This demo, released in 2011, contains two songs. They both are similar in nature in theme, having Lovecraft's work as their main focus. Since the lyrics for these two songs aren't available, I can't say for certain whether they actually know anything about Lovecraft, or just decided to use a few fancy words just to look cool. The music on this demo is average post-black verging more on the depressive side. Their music reminds me a lot of bands like Coldworld, Unjoy, and to a certain extent, Lantlos. The formula for both songs is pretty basic. Minor chord progressions are employed throughout both songs in order to create a despondent atmosphere. The guitars alternate between clean sounding and heavily distorted. However, one thing I noticed, is that the guitarists' playing is sometimes a little bit too sloppy for my taste, which entirely ruins the atmosphere the song formerly enjoyed.

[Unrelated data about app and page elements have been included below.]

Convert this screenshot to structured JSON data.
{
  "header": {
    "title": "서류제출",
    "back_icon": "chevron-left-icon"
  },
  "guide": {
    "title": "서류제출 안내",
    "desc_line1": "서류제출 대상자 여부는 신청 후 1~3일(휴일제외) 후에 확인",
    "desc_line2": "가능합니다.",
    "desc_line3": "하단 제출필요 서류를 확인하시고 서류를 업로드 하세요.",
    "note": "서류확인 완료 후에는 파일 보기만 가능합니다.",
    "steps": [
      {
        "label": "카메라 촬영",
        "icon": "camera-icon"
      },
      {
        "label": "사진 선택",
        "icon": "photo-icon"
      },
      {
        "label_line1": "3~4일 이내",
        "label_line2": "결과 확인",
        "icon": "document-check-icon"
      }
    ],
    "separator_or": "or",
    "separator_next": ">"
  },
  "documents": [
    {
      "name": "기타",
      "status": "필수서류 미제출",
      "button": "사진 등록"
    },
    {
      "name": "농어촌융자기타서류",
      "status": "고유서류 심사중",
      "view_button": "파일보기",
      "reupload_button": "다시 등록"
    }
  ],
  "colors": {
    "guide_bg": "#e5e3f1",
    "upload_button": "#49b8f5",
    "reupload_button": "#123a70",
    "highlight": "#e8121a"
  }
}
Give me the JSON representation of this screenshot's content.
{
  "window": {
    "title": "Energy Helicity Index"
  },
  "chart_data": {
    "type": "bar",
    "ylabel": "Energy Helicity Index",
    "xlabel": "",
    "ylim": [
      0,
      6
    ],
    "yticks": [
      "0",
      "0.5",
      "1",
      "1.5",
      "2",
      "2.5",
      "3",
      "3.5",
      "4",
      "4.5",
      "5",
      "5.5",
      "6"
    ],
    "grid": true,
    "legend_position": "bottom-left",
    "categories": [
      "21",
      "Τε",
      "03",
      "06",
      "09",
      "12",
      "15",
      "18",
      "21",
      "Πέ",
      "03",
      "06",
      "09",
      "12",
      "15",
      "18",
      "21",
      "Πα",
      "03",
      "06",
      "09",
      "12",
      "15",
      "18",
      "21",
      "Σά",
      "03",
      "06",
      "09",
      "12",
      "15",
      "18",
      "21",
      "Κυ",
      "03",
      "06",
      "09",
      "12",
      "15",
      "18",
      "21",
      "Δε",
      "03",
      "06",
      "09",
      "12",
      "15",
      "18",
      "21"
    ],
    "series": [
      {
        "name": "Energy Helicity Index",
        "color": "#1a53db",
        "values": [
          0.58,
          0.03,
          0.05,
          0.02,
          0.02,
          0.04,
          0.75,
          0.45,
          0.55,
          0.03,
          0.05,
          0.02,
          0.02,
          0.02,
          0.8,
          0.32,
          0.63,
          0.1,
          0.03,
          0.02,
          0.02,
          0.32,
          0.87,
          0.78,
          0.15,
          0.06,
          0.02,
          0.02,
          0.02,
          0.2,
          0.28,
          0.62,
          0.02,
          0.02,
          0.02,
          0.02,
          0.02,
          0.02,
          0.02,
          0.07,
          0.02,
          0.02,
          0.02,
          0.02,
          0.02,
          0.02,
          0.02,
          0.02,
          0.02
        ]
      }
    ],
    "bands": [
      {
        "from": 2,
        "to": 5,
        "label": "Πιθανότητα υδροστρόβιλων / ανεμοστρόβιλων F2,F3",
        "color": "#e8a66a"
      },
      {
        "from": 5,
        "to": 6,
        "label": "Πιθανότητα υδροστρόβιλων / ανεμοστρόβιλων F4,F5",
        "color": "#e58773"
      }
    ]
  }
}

The drums and the vocals on this demo are the main offenders and the reason why I have deducted a lot of points. The programmed drums sound very unnatural, terribly programmed and most fills sound extremely basic and boring. This is a problem which a lot of black metal bands suffer from. One has to invest a little bit of time, in order to find the best sounding drums in order for them to fit in within the whole song. Unfortunately, it seems that Deafknife did not bother to do this. The vocals, although they have potential, come off as pretty whiny and ever-pervasive in this short demo which spans only around ten minutes. In my honest opinion, the lyrics could have been way shortened in order to give the guitars sometime to actually shine. The bass is literally either drowned in the total chaos or simply doesn't exist in this demo. This is very unfortunate because a lot of cool bass notes could have been applied to accompany the minor chord progressions.

Unfortunately for Deafknife, their first demo didn't really kickstart their career in the best way possible. This demo seems to have been poorly written and put together in a few recording sessions. The musicianship is sloppy, and there is little of interest or ground-breaking. This is just a sub-par demo which lacks any vision and is too derivative. If it were not for all those aforementioned failures, this could have easily been mistaken for a Lantlos outing.